* [WHAT THIS TASK INVOLVES] Copy word for word each line from the one that has "Serialize everything readable" to the last line of the records, with no other lines.

################

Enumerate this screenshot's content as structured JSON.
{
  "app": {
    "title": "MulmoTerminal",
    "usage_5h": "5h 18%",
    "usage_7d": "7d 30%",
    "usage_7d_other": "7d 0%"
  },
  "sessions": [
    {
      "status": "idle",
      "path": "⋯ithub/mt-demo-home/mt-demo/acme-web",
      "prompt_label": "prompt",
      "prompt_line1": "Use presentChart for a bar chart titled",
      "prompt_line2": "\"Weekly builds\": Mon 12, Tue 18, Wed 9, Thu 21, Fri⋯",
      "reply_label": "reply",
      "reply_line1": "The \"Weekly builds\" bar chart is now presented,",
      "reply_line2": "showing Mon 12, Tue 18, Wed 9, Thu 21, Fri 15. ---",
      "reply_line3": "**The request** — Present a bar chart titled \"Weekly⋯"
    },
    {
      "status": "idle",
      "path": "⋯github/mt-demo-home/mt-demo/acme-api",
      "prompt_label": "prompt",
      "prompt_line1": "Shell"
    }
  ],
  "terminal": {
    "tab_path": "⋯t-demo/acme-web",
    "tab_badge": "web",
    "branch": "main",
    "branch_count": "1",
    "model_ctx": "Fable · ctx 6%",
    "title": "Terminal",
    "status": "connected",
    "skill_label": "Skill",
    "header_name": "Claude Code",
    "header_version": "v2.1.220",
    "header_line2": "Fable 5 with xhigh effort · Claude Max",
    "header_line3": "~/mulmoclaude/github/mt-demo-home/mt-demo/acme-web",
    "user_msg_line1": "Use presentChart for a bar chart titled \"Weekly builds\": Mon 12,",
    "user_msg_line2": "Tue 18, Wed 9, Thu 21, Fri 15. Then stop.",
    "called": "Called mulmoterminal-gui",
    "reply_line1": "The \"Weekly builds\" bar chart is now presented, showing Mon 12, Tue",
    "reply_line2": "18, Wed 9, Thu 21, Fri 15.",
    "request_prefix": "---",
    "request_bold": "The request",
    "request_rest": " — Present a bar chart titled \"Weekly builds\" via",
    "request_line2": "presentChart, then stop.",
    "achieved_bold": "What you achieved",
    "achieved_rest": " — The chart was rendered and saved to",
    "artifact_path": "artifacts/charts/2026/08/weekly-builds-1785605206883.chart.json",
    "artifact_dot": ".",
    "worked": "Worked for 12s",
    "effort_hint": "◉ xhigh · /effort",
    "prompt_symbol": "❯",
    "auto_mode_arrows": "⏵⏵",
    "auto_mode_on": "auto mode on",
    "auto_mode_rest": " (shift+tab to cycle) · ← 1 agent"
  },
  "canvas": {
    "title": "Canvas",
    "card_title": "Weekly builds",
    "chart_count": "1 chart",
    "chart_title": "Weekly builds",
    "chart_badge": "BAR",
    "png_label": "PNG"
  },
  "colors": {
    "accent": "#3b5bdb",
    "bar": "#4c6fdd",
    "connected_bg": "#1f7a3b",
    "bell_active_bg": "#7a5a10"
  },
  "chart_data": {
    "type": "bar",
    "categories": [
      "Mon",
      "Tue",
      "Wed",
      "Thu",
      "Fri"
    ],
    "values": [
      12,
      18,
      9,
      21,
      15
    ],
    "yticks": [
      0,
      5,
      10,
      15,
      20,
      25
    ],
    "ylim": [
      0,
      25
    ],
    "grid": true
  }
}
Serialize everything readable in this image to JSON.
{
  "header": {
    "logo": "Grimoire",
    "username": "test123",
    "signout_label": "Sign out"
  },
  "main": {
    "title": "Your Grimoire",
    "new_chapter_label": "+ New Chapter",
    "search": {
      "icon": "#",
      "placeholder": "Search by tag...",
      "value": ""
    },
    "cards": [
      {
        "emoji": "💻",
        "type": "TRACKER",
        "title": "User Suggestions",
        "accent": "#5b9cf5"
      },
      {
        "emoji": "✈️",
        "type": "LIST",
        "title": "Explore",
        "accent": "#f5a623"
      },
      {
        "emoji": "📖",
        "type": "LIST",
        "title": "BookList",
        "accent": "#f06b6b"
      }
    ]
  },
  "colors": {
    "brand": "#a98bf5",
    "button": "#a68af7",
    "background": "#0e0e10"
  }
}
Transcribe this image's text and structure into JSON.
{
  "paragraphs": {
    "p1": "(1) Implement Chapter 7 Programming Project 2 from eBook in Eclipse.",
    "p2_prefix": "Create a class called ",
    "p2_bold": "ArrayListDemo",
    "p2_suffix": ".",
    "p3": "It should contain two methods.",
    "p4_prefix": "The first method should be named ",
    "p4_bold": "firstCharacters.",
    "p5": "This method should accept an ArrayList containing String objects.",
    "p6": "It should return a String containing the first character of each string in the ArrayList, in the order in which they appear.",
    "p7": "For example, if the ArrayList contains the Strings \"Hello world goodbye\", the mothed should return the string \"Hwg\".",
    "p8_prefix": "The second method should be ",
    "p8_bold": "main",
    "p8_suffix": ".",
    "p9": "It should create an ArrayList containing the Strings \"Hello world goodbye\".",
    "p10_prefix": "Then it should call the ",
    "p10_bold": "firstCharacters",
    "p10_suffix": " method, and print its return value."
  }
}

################

* [WRITTEN SOLUTION]
Serialize everything readable in this image to JSON.
{
  "header": {
    "logo": "Grimoire",
    "username": "test123",
    "signout_label": "Sign out"
  },
  "main": {
    "title": "Your Grimoire",
    "new_chapter_label": "+ New Chapter",
    "search": {
      "icon": "#",
      "placeholder": "Search by tag...",
      "value": ""
    },
    "cards": [
      {
        "emoji": "💻",
        "type": "TRACKER",
        "title": "User Suggestions",
        "accent": "#5b9cf5"
      },
      {
        "emoji": "✈️",
        "type": "LIST",
        "title": "Explore",
        "accent": "#f5a623"
      },
      {
        "emoji": "📖",
        "type": "LIST",
        "title": "BookList",
        "accent": "#f06b6b"
      }
    ]
  },
  "colors": {
    "brand": "#a98bf5",
    "button": "#a68af7",
    "background": "#0e0e10"
  }
}
Transcribe this image's text and structure into JSON.
{
  "paragraphs": {
    "p1": "(1) Implement Chapter 7 Programming Project 2 from eBook in Eclipse.",
    "p2_prefix": "Create a class called ",
    "p2_bold": "ArrayListDemo",
    "p2_suffix": ".",
    "p3": "It should contain two methods.",
    "p4_prefix": "The first method should be named ",
    "p4_bold": "firstCharacters.",
    "p5": "This method should accept an ArrayList containing String objects.",
    "p6": "It should return a String containing the first character of each string in the ArrayList, in the order in which they appear.",
    "p7": "For example, if the ArrayList contains the Strings \"Hello world goodbye\", the mothed should return the string \"Hwg\".",
    "p8_prefix": "The second method should be ",
    "p8_bold": "main",
    "p8_suffix": ".",
    "p9": "It should create an ArrayList containing the Strings \"Hello world goodbye\".",
    "p10_prefix": "Then it should call the ",
    "p10_bold": "firstCharacters",
    "p10_suffix": " method, and print its return value."
  }
}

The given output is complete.